"I know the hard choices that fall solely to a president," Bush said in a video address. "John McCain's life has prepared him to make those choices. He is ready to lead this nation."

Bush spoke by satellite from the White House to the Republican National Convention, but many of the seats in the hall were empty and his address, projected on a huge screen at the front of the auditorium, lasted only about eight minutes. His remarks got a warm but not overly enthusiastic reception.

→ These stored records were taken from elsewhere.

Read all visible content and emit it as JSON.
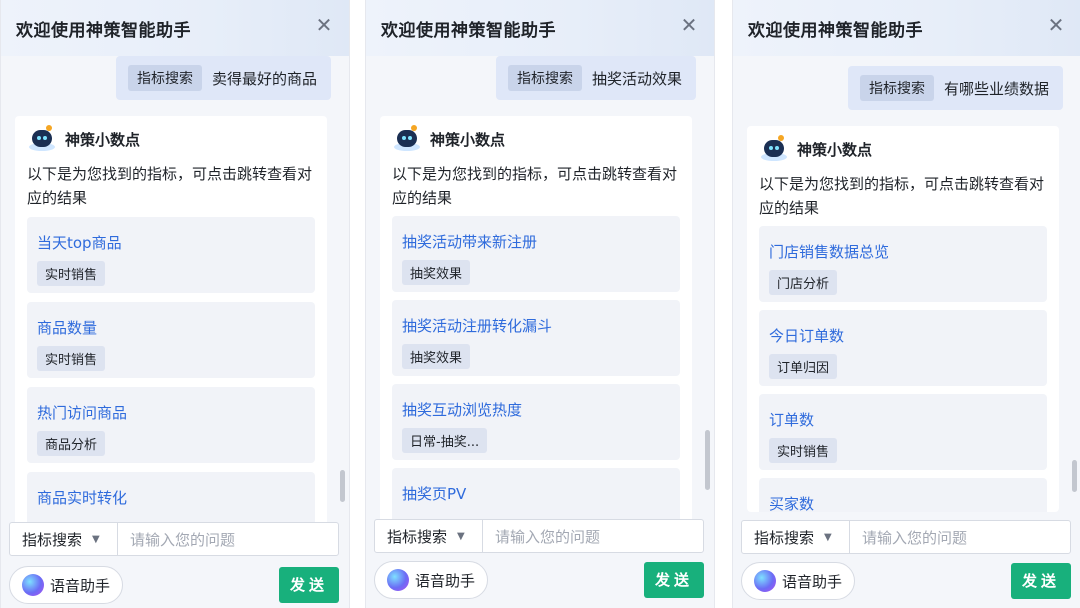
{
  "panels": [
    {
      "title": "欢迎使用神策智能助手",
      "user_tag": "指标搜索",
      "user_text": "卖得最好的商品",
      "bot_name": "神策小数点",
      "bot_message": "以下是为您找到的指标，可点击跳转查看对应的结果",
      "results": [
        {
          "title": "当天top商品",
          "tag": "实时销售"
        },
        {
          "title": "商品数量",
          "tag": "实时销售"
        },
        {
          "title": "热门访问商品",
          "tag": "商品分析"
        },
        {
          "title": "商品实时转化",
          "tag": ""
        }
      ],
      "dropdown_label": "指标搜索",
      "input_placeholder": "请输入您的问题",
      "voice_label": "语音助手",
      "send_label": "发送"
    },
    {
      "title": "欢迎使用神策智能助手",
      "user_tag": "指标搜索",
      "user_text": "抽奖活动效果",
      "bot_name": "神策小数点",
      "bot_message": "以下是为您找到的指标，可点击跳转查看对应的结果",
      "results": [
        {
          "title": "抽奖活动带来新注册",
          "tag": "抽奖效果"
        },
        {
          "title": "抽奖活动注册转化漏斗",
          "tag": "抽奖效果"
        },
        {
          "title": "抽奖互动浏览热度",
          "tag": "日常-抽奖..."
        },
        {
          "title": "抽奖页PV",
          "tag": ""
        }
      ],
      "dropdown_label": "指标搜索",
      "input_placeholder": "请输入您的问题",
      "voice_label": "语音助手",
      "send_label": "发送"
    },
    {
      "title": "欢迎使用神策智能助手",
      "user_tag": "指标搜索",
      "user_text": "有哪些业绩数据",
      "bot_name": "神策小数点",
      "bot_message": "以下是为您找到的指标，可点击跳转查看对应的结果",
      "results": [
        {
          "title": "门店销售数据总览",
          "tag": "门店分析"
        },
        {
          "title": "今日订单数",
          "tag": "订单归因"
        },
        {
          "title": "订单数",
          "tag": "实时销售"
        },
        {
          "title": "买家数",
          "tag": ""
        }
      ],
      "dropdown_label": "指标搜索",
      "input_placeholder": "请输入您的问题",
      "voice_label": "语音助手",
      "send_label": "发送"
    }
  ],
  "icons": {
    "close": "close-icon",
    "dropdown": "caret-down-icon",
    "voice": "voice-orb-icon",
    "avatar": "robot-avatar-icon"
  },
  "colors": {
    "link": "#2f6bdc",
    "send": "#18b07c",
    "user_bubble": "#dfe7f8"
  }
}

Many GOP strategists expressed relief that the unpopular commander in chief did not appear in person because they don't want him to be too closely associated with McCain. It was the first time since 1968 that an incumbent president didn't appear at the nominating convention of his party. Another mark of his low standing is a series of polls showing that eight of 10 Americans believe the country is heading in the wrong direction and many want a change from current policies.

Bush had originally been scheduled to speak in person Monday night. But McCain aides and convention planners decided to shorten the session drastically because the potentially devastating Hurricane Gustav was approaching the Gulf Coast. McCain and GOP leaders didn't want to seem insensitive to the suffering that the storm might cause, especially since the federal response under the Bush administration to Hurricane Katrina was widely considered incompetent and insensitive three years ago.

When Bush did speak—to an audience that included his father and mother as special guests—he turned to national security as one of his main themes. "We live in a dangerous world," the president said. "The man we need is John McCain."

Referring to the Arizona senator's years as a prisoner of war in Vietnam and his service in the military and the Senate, Bush added: "This is the kind of courage and vision we need in our next commander in chief.

But even the stagecraft was awkward. Bush stood behind a podium in what appeared to be an empty room, a solitary figure a thousand miles from where his party was about to nominate his successor as GOP standard-bearer. The video hookup didn't go smoothly as Bush sometimes seemed unaware of the crowd reaction as he spoke. More than once, he continued talking even when the Republican delegates were giving him a round of applause and at those times his remarks couldn't be heard over the crowd noise.

A spokesman for Democratic nominee Barack Obama was quick to criticize and he immediately tried to link the two Republicans. "President Bush unequivocally endorsed John McCain today," the spokesman said, "but failed to mention the economy. The president may not want to admit it, but Bush and McCain are both profoundly out of touch with the challenges facing our working families."